**What the task asks**.
Retype every line of the data, keeping each word exactly.

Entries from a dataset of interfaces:
==========
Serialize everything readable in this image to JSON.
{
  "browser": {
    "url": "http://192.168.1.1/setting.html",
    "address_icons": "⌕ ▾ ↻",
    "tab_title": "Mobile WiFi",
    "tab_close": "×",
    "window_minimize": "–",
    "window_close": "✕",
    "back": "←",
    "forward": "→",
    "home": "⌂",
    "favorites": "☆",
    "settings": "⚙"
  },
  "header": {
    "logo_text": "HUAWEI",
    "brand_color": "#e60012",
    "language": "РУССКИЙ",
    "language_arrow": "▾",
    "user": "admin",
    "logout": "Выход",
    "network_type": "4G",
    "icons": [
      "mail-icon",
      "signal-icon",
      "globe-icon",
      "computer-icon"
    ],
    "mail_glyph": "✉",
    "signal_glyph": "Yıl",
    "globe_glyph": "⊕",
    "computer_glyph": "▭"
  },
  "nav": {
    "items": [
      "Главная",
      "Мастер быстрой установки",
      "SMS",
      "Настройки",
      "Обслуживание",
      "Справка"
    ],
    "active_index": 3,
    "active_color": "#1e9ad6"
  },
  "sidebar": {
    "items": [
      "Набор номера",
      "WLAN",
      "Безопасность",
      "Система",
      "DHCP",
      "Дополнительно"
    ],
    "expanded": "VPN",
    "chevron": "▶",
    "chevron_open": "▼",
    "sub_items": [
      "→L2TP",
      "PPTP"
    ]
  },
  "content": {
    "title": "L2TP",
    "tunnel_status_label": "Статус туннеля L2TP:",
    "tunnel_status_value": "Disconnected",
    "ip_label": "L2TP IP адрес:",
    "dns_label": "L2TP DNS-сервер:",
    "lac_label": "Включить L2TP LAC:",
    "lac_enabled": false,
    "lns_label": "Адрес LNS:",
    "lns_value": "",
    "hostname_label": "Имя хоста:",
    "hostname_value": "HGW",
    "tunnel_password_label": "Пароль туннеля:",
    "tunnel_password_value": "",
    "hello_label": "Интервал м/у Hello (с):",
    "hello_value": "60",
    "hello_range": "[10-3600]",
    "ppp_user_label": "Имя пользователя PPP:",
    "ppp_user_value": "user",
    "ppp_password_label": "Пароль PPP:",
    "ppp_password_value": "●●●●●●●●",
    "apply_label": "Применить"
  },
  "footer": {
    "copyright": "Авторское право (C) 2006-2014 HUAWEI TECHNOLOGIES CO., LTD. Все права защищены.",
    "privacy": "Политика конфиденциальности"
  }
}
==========
**Written solution**.
Serialize everything readable in this image to JSON.
{
  "browser": {
    "url": "http://192.168.1.1/setting.html",
    "address_icons": "⌕ ▾ ↻",
    "tab_title": "Mobile WiFi",
    "tab_close": "×",
    "window_minimize": "–",
    "window_close": "✕",
    "back": "←",
    "forward": "→",
    "home": "⌂",
    "favorites": "☆",
    "settings": "⚙"
  },
  "header": {
    "logo_text": "HUAWEI",
    "brand_color": "#e60012",
    "language": "РУССКИЙ",
    "language_arrow": "▾",
    "user": "admin",
    "logout": "Выход",
    "network_type": "4G",
    "icons": [
      "mail-icon",
      "signal-icon",
      "globe-icon",
      "computer-icon"
    ],
    "mail_glyph": "✉",
    "signal_glyph": "Yıl",
    "globe_glyph": "⊕",
    "computer_glyph": "▭"
  },
  "nav": {
    "items": [
      "Главная",
      "Мастер быстрой установки",
      "SMS",
      "Настройки",
      "Обслуживание",
      "Справка"
    ],
    "active_index": 3,
    "active_color": "#1e9ad6"
  },
  "sidebar": {
    "items": [
      "Набор номера",
      "WLAN",
      "Безопасность",
      "Система",
      "DHCP",
      "Дополнительно"
    ],
    "expanded": "VPN",
    "chevron": "▶",
    "chevron_open": "▼",
    "sub_items": [
      "→L2TP",
      "PPTP"
    ]
  },
  "content": {
    "title": "L2TP",
    "tunnel_status_label": "Статус туннеля L2TP:",
    "tunnel_status_value": "Disconnected",
    "ip_label": "L2TP IP адрес:",
    "dns_label": "L2TP DNS-сервер:",
    "lac_label": "Включить L2TP LAC:",
    "lac_enabled": false,
    "lns_label": "Адрес LNS:",
    "lns_value": "",
    "hostname_label": "Имя хоста:",
    "hostname_value": "HGW",
    "tunnel_password_label": "Пароль туннеля:",
    "tunnel_password_value": "",
    "hello_label": "Интервал м/у Hello (с):",
    "hello_value": "60",
    "hello_range": "[10-3600]",
    "ppp_user_label": "Имя пользователя PPP:",
    "ppp_user_value": "user",
    "ppp_password_label": "Пароль PPP:",
    "ppp_password_value": "●●●●●●●●",
    "apply_label": "Применить"
  },
  "footer": {
    "copyright": "Авторское право (C) 2006-2014 HUAWEI TECHNOLOGIES CO., LTD. Все права защищены.",
    "privacy": "Политика конфиденциальности"
  }
}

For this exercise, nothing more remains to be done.